5. Ensemble Participation: Students often participate in various musical ensembles, such as orchestras, choirs, chamber groups, or jazz bands, to gain experience in collaborative performance.

6. Solo Repertoire: Selection and performance of solo repertoire on the chosen instrument or voice, including works from various musical periods and styles.

7. Performance Classes: Regular performance classes and masterclasses where students showcase their skills and receive feedback from instructors and peers.

8. Diction and Language Study (for vocalists): Study of diction and pronunciation in various languages for vocal repertoire.

9. Acting and Stage Presence (for vocalists): Training in acting techniques and stage presence for operatic and theatrical performances.

10. Performance Practice: Exploration of performance techniques, interpretation, and expression in various musical styles.

11. Music Technology: Training in using music production software and digital tools to record, edit, and produce music.

12. Music Aesthetics and Criticism: Examination of musical aesthetics, philosophy, and critical thinking related to performance and interpretation.

13. Recitals and Performances: Presentation and performance of solo and ensemble works in recitals, concerts, and other venues to showcase students’ performance abilities.

14. Electives: Some programs offer elective courses in related areas, such as pedagogy, conducting, music business, or music technology.

15. Audition Preparation: Guidance and practice for auditions and competitions that students may encounter in their careers.

16. Music Career Development: Courses on career planning, marketing, entrepreneurship, and networking in the music industry.

17. Chamber Music: Exploration of chamber music performance, often in small groups, to develop collaborative skills.
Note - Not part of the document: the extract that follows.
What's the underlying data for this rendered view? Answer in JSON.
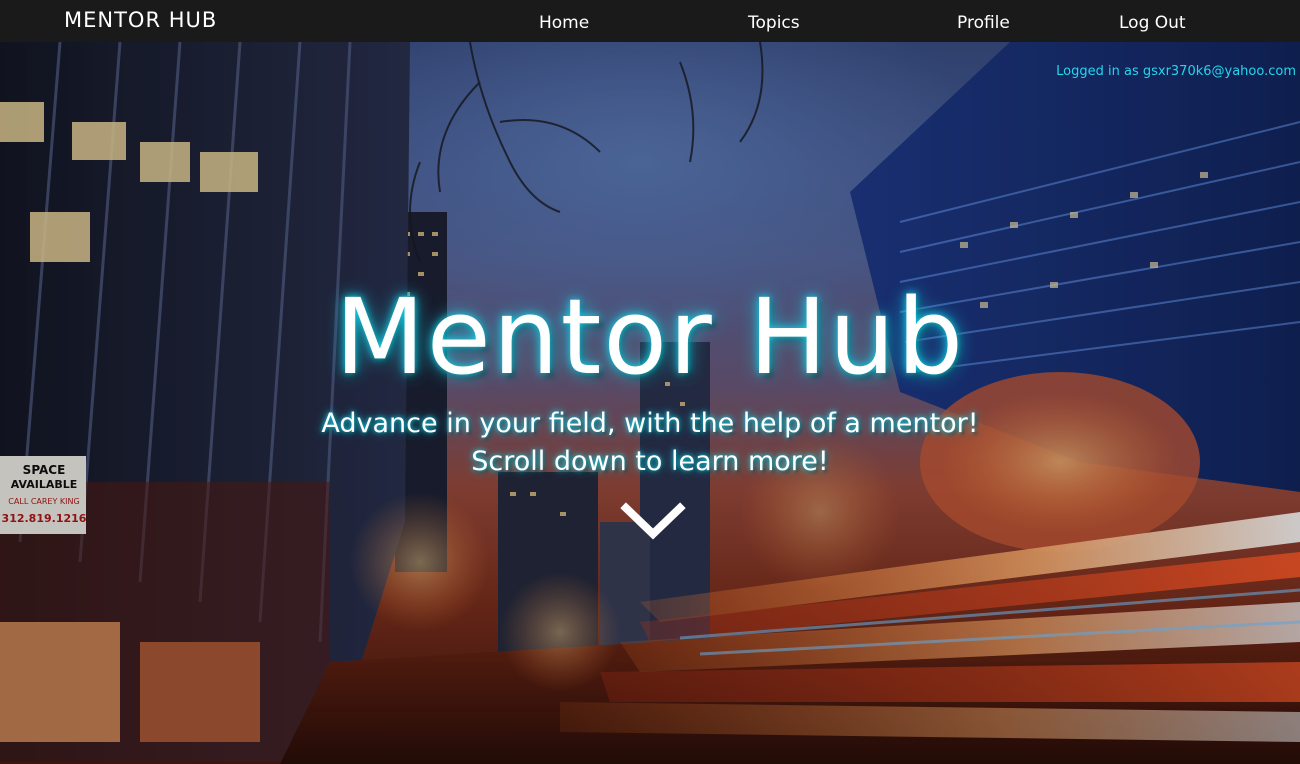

Upon completing a Bachelor of Music in Performance, graduates can pursue various career paths as professional musicians and performers. Career opportunities may include performing as soloists, orchestral musicians, chamber musicians, vocalists in opera and recital settings, and members of professional ensembles. Graduates may also explore careers in music education, private teaching, and studio recording. Some performers may choose to continue their education at the master’s or doctoral level to further refine their performance skills and knowledge in their chosen instrument or voice. Successful performance careers often involve auditions, competitions, and ongoing professional development and networking within the music industry.